Malcolm Guite's new biography is ingeniously structured around the Mariner...Guite has an unerring eye for the memorable anecdote... He writes with passion about Coleridge's distinctive Christian theology. Coleridge was surely one of the inspirations for Sherlock Holmes. His life would make a great movie. I wonder who should be cast as Silas Tomkyn Comberbache?
Malcolm Guite has established himself as one of the leading Christian poets of our time. This positions him to offer a distinctive reading of a poetic giant of the past, S. T. Coleridge. As expected, Mariner is exceptionally rich, penetrating and absorbing.
Forcefully and convincingly argued.
It is difficult to suppose that there could be a more imaginative or incisive reading of The Rime of the Ancient Mariner; this is a visionary interpretation of a visionary poem
There is much to praise in Mariner - not least that it is a 470-page book unapologetically devoted to interpreting, and celebrating, a single poem. That Guite neither sexes up his manuscript nor curbs his religious enthusiasm gives his interpretation an impressive dose of integrity.
An illuminating close reading of the poem, relating it at every point to the subsequent course of Coleridge's life, he shows us why it remains so important for our culture.
A profound exploration of the human condition...Guite also draws out the continuing relevance of Coleridge's life and writing to our own time.
In this remarkable book, using a very close reading of The Rime of the Ancient Mariner as an armature, Guite attempts to make good this lacuna and to use Coleridge's evolving religion - to build up a view of the poet's visionary life...excellent and richly compelling reading.
This book -which is full of judiciously chosen quotations from Coleridge's mesmerising letters and notebooks- is a splendid celebration of the grizzled figure who 'stoppeth one of three' and the tragic artist who created him.
The story of Coleridge's life does undoubtedly echo that of his poem.
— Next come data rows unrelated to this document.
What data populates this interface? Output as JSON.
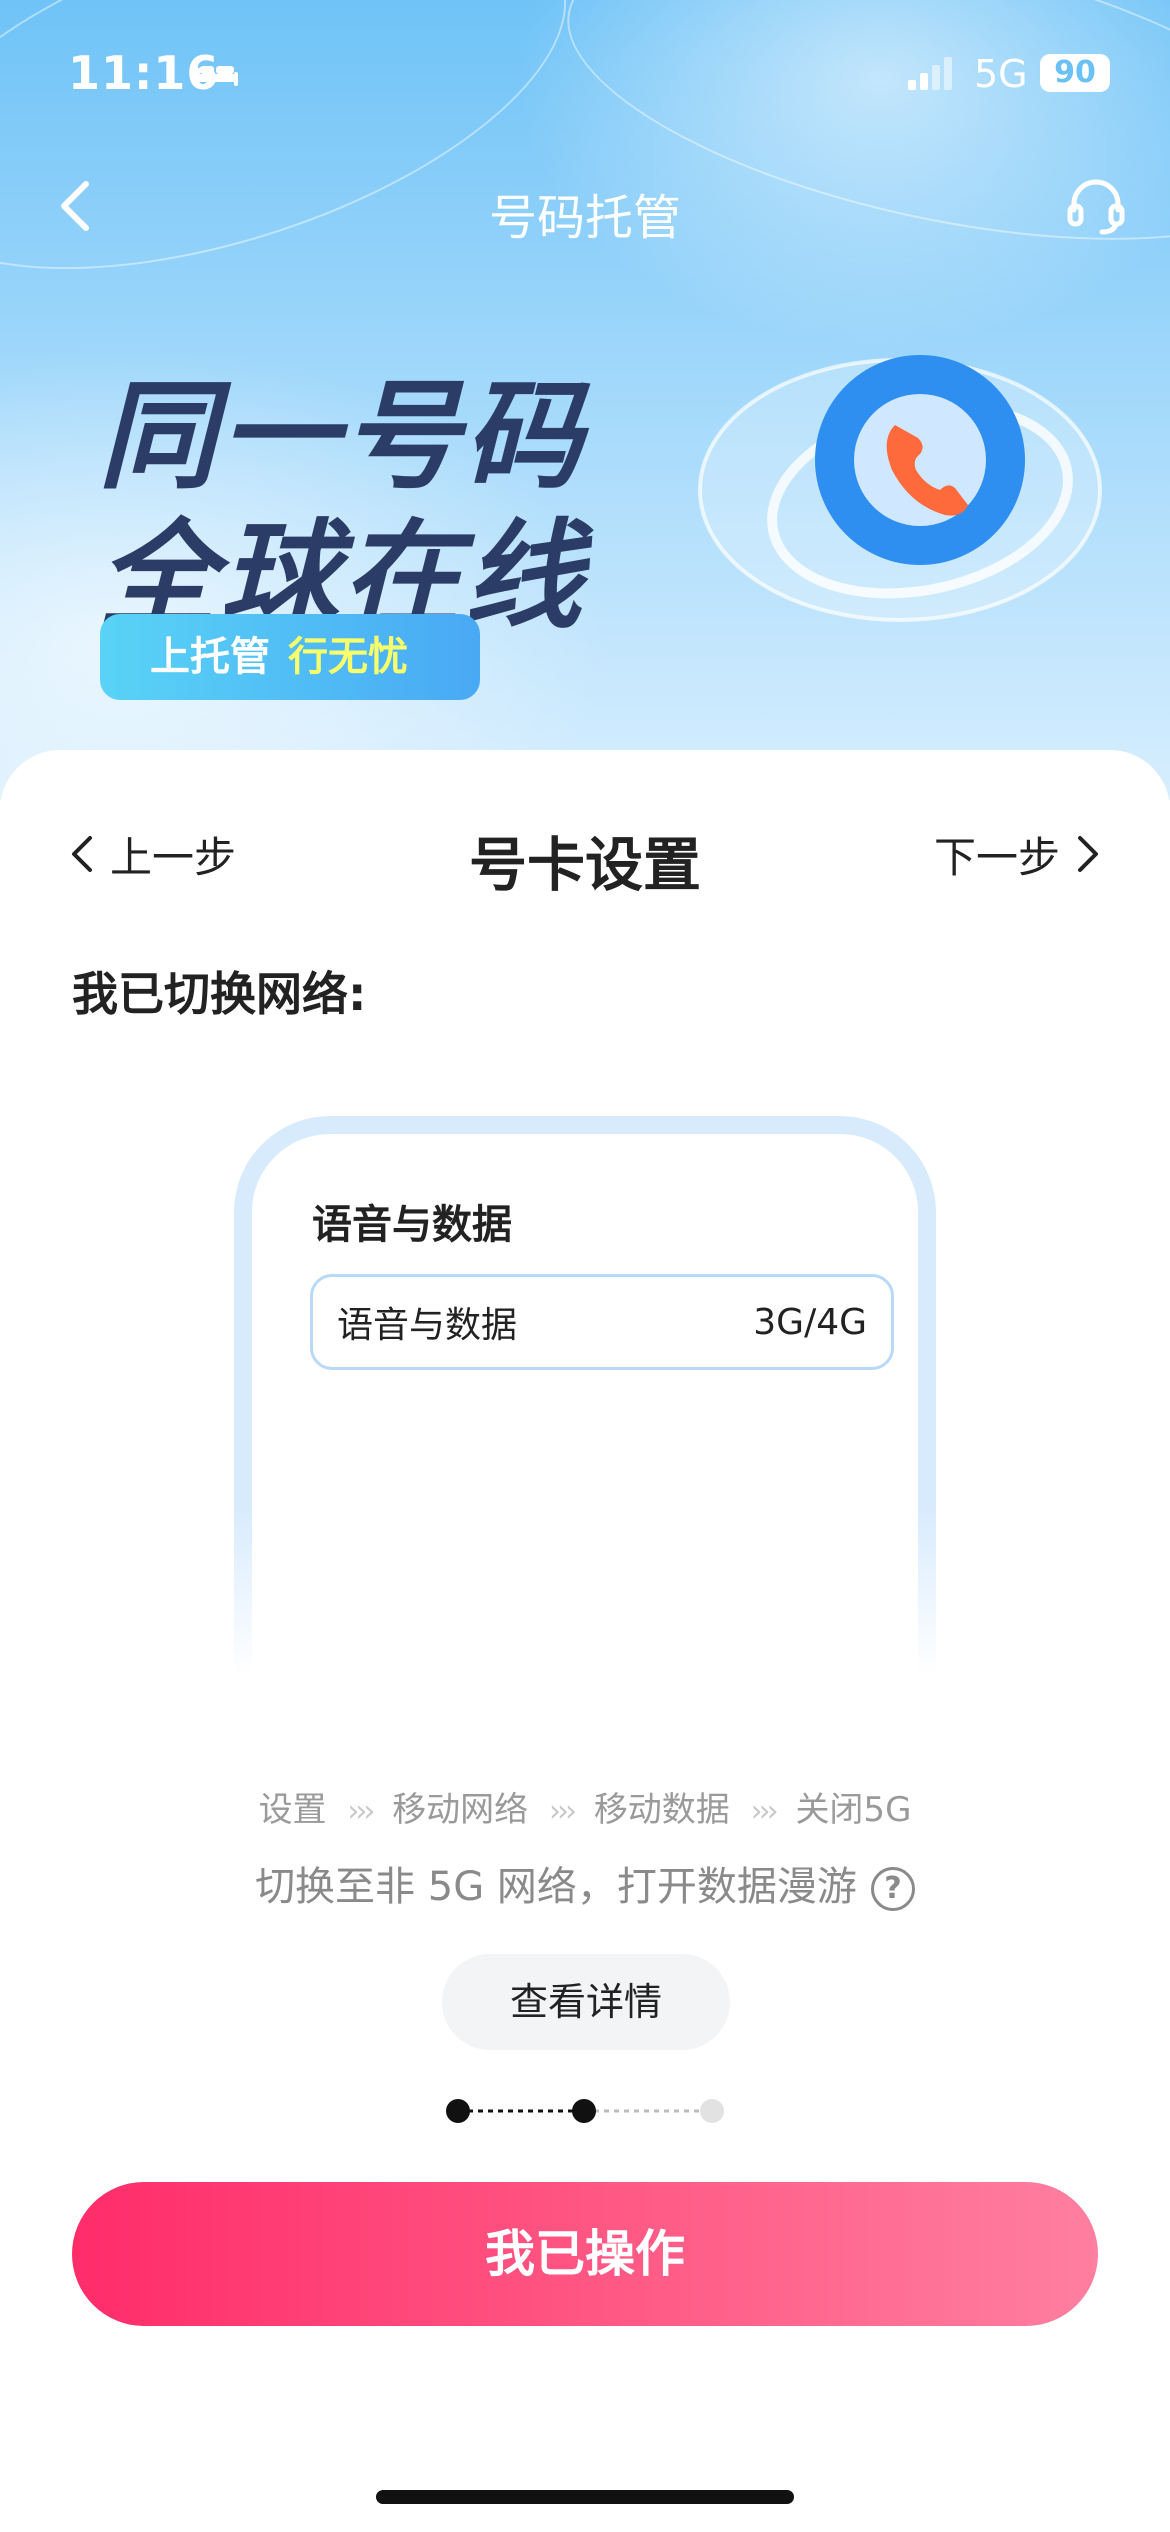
{
  "status_bar": {
    "time": "11:16",
    "network": "5G",
    "battery": "90"
  },
  "nav": {
    "title": "号码托管"
  },
  "hero": {
    "line1": "同一号码",
    "line2": "全球在线",
    "tag_main": "上托管",
    "tag_accent": "行无忧"
  },
  "step": {
    "prev_label": "上一步",
    "title": "号卡设置",
    "next_label": "下一步"
  },
  "section_label": "我已切换网络:",
  "mock": {
    "header": "语音与数据",
    "row_label": "语音与数据",
    "row_value": "3G/4G"
  },
  "breadcrumb": [
    "设置",
    "移动网络",
    "移动数据",
    "关闭5G"
  ],
  "breadcrumb_sep": "›››",
  "instruction": "切换至非 5G 网络，打开数据漫游",
  "help_glyph": "?",
  "detail_button": "查看详情",
  "progress": {
    "total_steps": 3,
    "current_step": 2
  },
  "primary_button": "我已操作",
  "colors": {
    "accent": "#ff2c6a",
    "banner": "#6fc3f7",
    "hero_text": "#2b3d66"
  },
  "icons": [
    "bed-icon",
    "signal-icon",
    "back-icon",
    "headset-icon",
    "chevron-left-icon",
    "chevron-right-icon",
    "help-icon"
  ]
}
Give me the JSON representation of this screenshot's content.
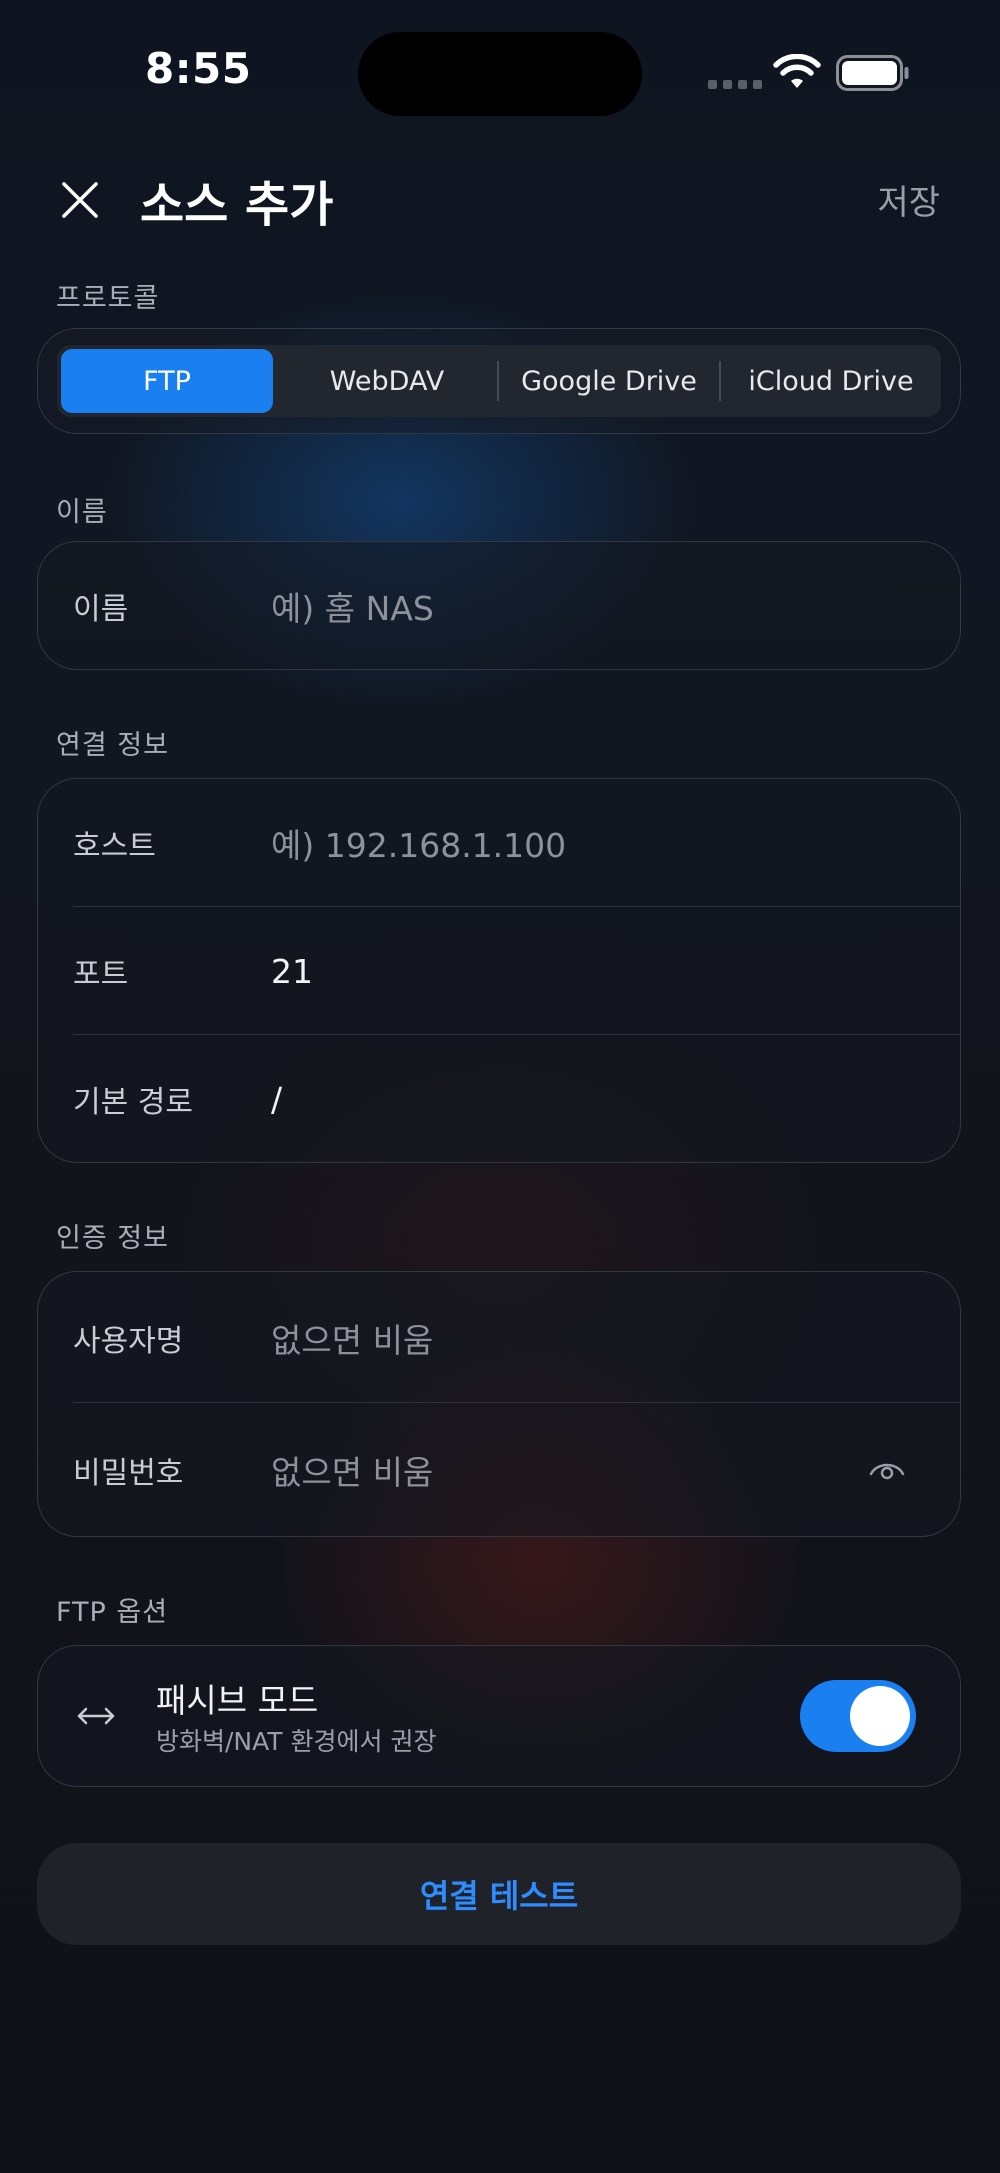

This is a book that provides rewarding rereadings of both.
This is a superior life of Coleridge ... Guite has complete mastery of the primary and secondary literature [and] masterfully interweaves sections from the Mariner with episodes from Coleridge's unfolding life to both enhance our appreciation of Coleridge's poetic powers and to bring us up to speed on all that is known of his later life.